API service provider Mashery (a ProgrammableWeb sponsor) has launched a new app directory at SXSW which features apps built on Mashery hosted APIs. It’s a great thing for three distinct groups. First, it helps the API providers who partner with Mashery by encouraging API usage through the apps. Second, it helps app developers seeking to build an audience. Third, it helps consumers that might be interested in finding an app that uses a particular API. Granted, those would be your super savvy mobile app consumers, but that doesn’t seem so far fetched after a week at "spring break for geeks."
College hackathons have proliferated on the northeast over the past two years, from HackNY to Startup Weekend Princeton, to PennApps, which the Dining Philosophers hold at the University of Pennsylvania on a weekend early in each semester. This year theme was simplicity; taking a complicated app and making it easier. Of the 42 demos presented Sunday afternoon (livestream archive here), here are some of the coolest hacks that took full advantage of available APIs.

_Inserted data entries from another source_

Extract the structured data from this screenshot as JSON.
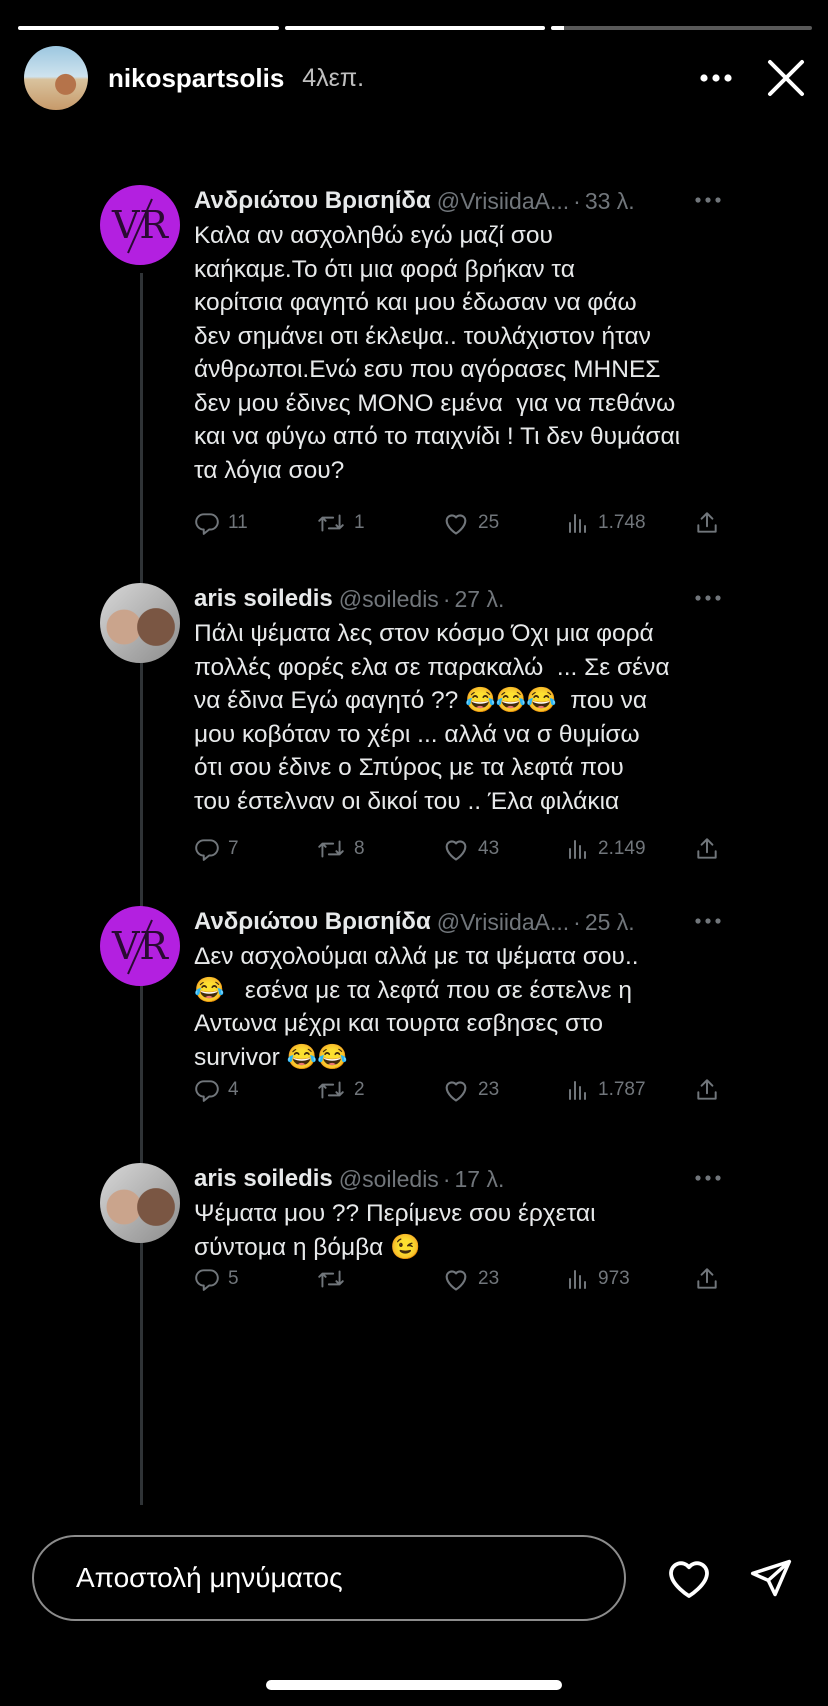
{
  "story": {
    "progress": [
      1,
      1,
      0.05
    ],
    "username": "nikospartsolis",
    "time": "4λεπ."
  },
  "tweets": [
    {
      "name": "Ανδριώτου Βρισηίδα",
      "handle": "@VrisiidaA...",
      "time": "33 λ.",
      "avatar_text": "VR",
      "text": "Καλα αν ασχοληθώ εγώ μαζί σου\nκαήκαμε.Το ότι μια φορά βρήκαν τα\nκορίτσια φαγητό και μου έδωσαν να φάω\nδεν σημάνει οτι έκλεψα.. τουλάχιστον ήταν\nάνθρωποι.Ενώ εσυ που αγόρασες ΜΗΝΕΣ\nδεν μου έδινες ΜΟΝΟ εμένα  για να πεθάνω\nκαι να φύγω από το παιχνίδι ! Τι δεν θυμάσαι\nτα λόγια σου?",
      "replies": "11",
      "retweets": "1",
      "likes": "25",
      "views": "1.748"
    },
    {
      "name": "aris soiledis",
      "handle": "@soiledis",
      "time": "27 λ.",
      "text": "Πάλι ψέματα λες στον κόσμο Όχι μια φορά\nπολλές φορές ελα σε παρακαλώ  ... Σε σένα\nνα έδινα Εγώ φαγητό ?? 😂😂😂  που να\nμου κοβόταν το χέρι ... αλλά να σ θυμίσω\nότι σου έδινε ο Σπύρος με τα λεφτά που\nτου έστελναν οι δικοί του .. Έλα φιλάκια",
      "replies": "7",
      "retweets": "8",
      "likes": "43",
      "views": "2.149"
    },
    {
      "name": "Ανδριώτου Βρισηίδα",
      "handle": "@VrisiidaA...",
      "time": "25 λ.",
      "avatar_text": "VR",
      "text": "Δεν ασχολούμαι αλλά με τα ψέματα σου..\n😂   εσένα με τα λεφτά που σε έστελνε η\nΑντωνα μέχρι και τουρτα εσβησες στο\nsurvivor 😂😂",
      "replies": "4",
      "retweets": "2",
      "likes": "23",
      "views": "1.787"
    },
    {
      "name": "aris soiledis",
      "handle": "@soiledis",
      "time": "17 λ.",
      "text": "Ψέματα μου ?? Περίμενε σου έρχεται\nσύντομα η βόμβα 😉",
      "replies": "5",
      "retweets": "",
      "likes": "23",
      "views": "973"
    }
  ],
  "reply": {
    "placeholder": "Αποστολή μηνύματος"
  },
  "colors": {
    "background": "#000000",
    "text": "#e7e9ea",
    "muted": "#71767b",
    "vr_purple": "#b320e0"
  }
}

Developers are game changers. Developers are craftspeople. Like all smart, motivated tinkerers who like to make stuff, developers also tend to have strongly-held opinions about what makes their craft easier or more difficult. Developer pain tiers upwards from mildly annoying to “bang head here” WTF. Debugging someone else’s sloppy code or terminal sessions timing out? Non-awesome. Coworkers talking loudly on the phone near their desk or standing over their shoulders? Painful. Awful documentation? Excruciating.
There's always been a little annoyance on the end of affiliate APIs, those that pay developers money for referring buyers. In exchange for a potential sale, developers have to send their users to the company's site to complete the transaction. In the future, many of those purchasers will be able to remain using the developer's application for the length of the sale. We're a step closer to that future with a new release from API management company Mashery (a ProgrammableWeb sponsor). Mashery customers can now process transactions through their APIs, which means the potential for applications with lower barriers between a customer and a sale. And yes, that little annoyance at the end of affiliate APIs could be going away.
To support the demand for better API documentation, Mashery, a provider of API management and strategy services, launched a new set of API documentation tools. The new feature is a combination of API documentation and an API explorer, allowing developers to make requests on an API inline while browsing the API reference materials.